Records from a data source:

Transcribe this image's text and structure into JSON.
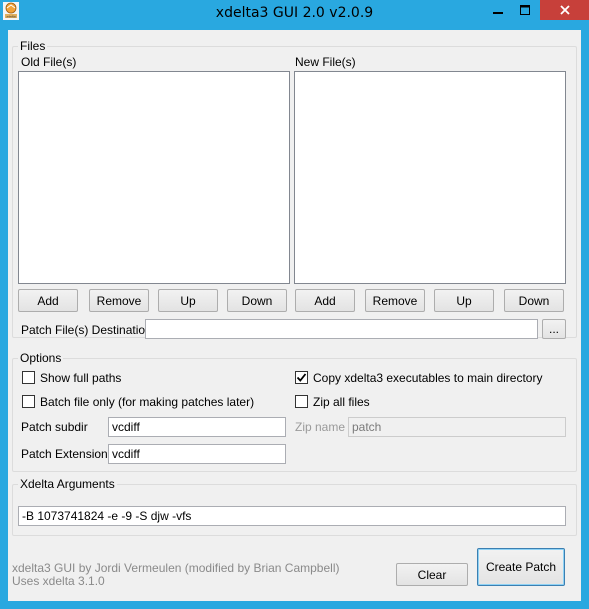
{
  "window": {
    "title": "xdelta3 GUI 2.0  v2.0.9",
    "icons": {
      "app": "xdelta3-app-icon",
      "minimize": "minimize-icon",
      "maximize": "maximize-icon",
      "close": "close-icon"
    },
    "colors": {
      "titlebar": "#29a8e0",
      "close_button": "#c7403a",
      "client": "#f0f0f0"
    }
  },
  "files": {
    "group_label": "Files",
    "old_label": "Old File(s)",
    "new_label": "New File(s)",
    "old_buttons": {
      "add": "Add",
      "remove": "Remove",
      "up": "Up",
      "down": "Down"
    },
    "new_buttons": {
      "add": "Add",
      "remove": "Remove",
      "up": "Up",
      "down": "Down"
    },
    "destination_label": "Patch File(s) Destination",
    "destination_value": "",
    "browse_label": "..."
  },
  "options": {
    "group_label": "Options",
    "show_full_paths": {
      "label": "Show full paths",
      "checked": false
    },
    "batch_only": {
      "label": "Batch file only (for making patches later)",
      "checked": false
    },
    "copy_executables": {
      "label": "Copy xdelta3 executables to main directory",
      "checked": true
    },
    "zip_all": {
      "label": "Zip all files",
      "checked": false
    },
    "patch_subdir_label": "Patch subdir",
    "patch_subdir_value": "vcdiff",
    "patch_extension_label": "Patch Extension",
    "patch_extension_value": "vcdiff",
    "zip_name_label": "Zip name",
    "zip_name_value": "patch"
  },
  "arguments": {
    "group_label": "Xdelta Arguments",
    "value": "-B 1073741824 -e -9 -S djw -vfs"
  },
  "footer": {
    "credit": "xdelta3 GUI by Jordi Vermeulen (modified by Brian Campbell)",
    "version": "Uses xdelta 3.1.0",
    "clear_label": "Clear",
    "create_label": "Create Patch"
  }
}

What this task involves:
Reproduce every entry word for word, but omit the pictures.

Answer box:
Transcribe this image's text and structure into JSON.
{
  "window": {
    "title": "xdelta3 GUI 2.0  v2.0.9",
    "icons": {
      "app": "xdelta3-app-icon",
      "minimize": "minimize-icon",
      "maximize": "maximize-icon",
      "close": "close-icon"
    },
    "colors": {
      "titlebar": "#29a8e0",
      "close_button": "#c7403a",
      "client": "#f0f0f0"
    }
  },
  "files": {
    "group_label": "Files",
    "old_label": "Old File(s)",
    "new_label": "New File(s)",
    "old_buttons": {
      "add": "Add",
      "remove": "Remove",
      "up": "Up",
      "down": "Down"
    },
    "new_buttons": {
      "add": "Add",
      "remove": "Remove",
      "up": "Up",
      "down": "Down"
    },
    "destination_label": "Patch File(s) Destination",
    "destination_value": "",
    "browse_label": "..."
  },
  "options": {
    "group_label": "Options",
    "show_full_paths": {
      "label": "Show full paths",
      "checked": false
    },
    "batch_only": {
      "label": "Batch file only (for making patches later)",
      "checked": false
    },
    "copy_executables": {
      "label": "Copy xdelta3 executables to main directory",
      "checked": true
    },
    "zip_all": {
      "label": "Zip all files",
      "checked": false
    },
    "patch_subdir_label": "Patch subdir",
    "patch_subdir_value": "vcdiff",
    "patch_extension_label": "Patch Extension",
    "patch_extension_value": "vcdiff",
    "zip_name_label": "Zip name",
    "zip_name_value": "patch"
  },
  "arguments": {
    "group_label": "Xdelta Arguments",
    "value": "-B 1073741824 -e -9 -S djw -vfs"
  },
  "footer": {
    "credit": "xdelta3 GUI by Jordi Vermeulen (modified by Brian Campbell)",
    "version": "Uses xdelta 3.1.0",
    "clear_label": "Clear",
    "create_label": "Create Patch"
  }
}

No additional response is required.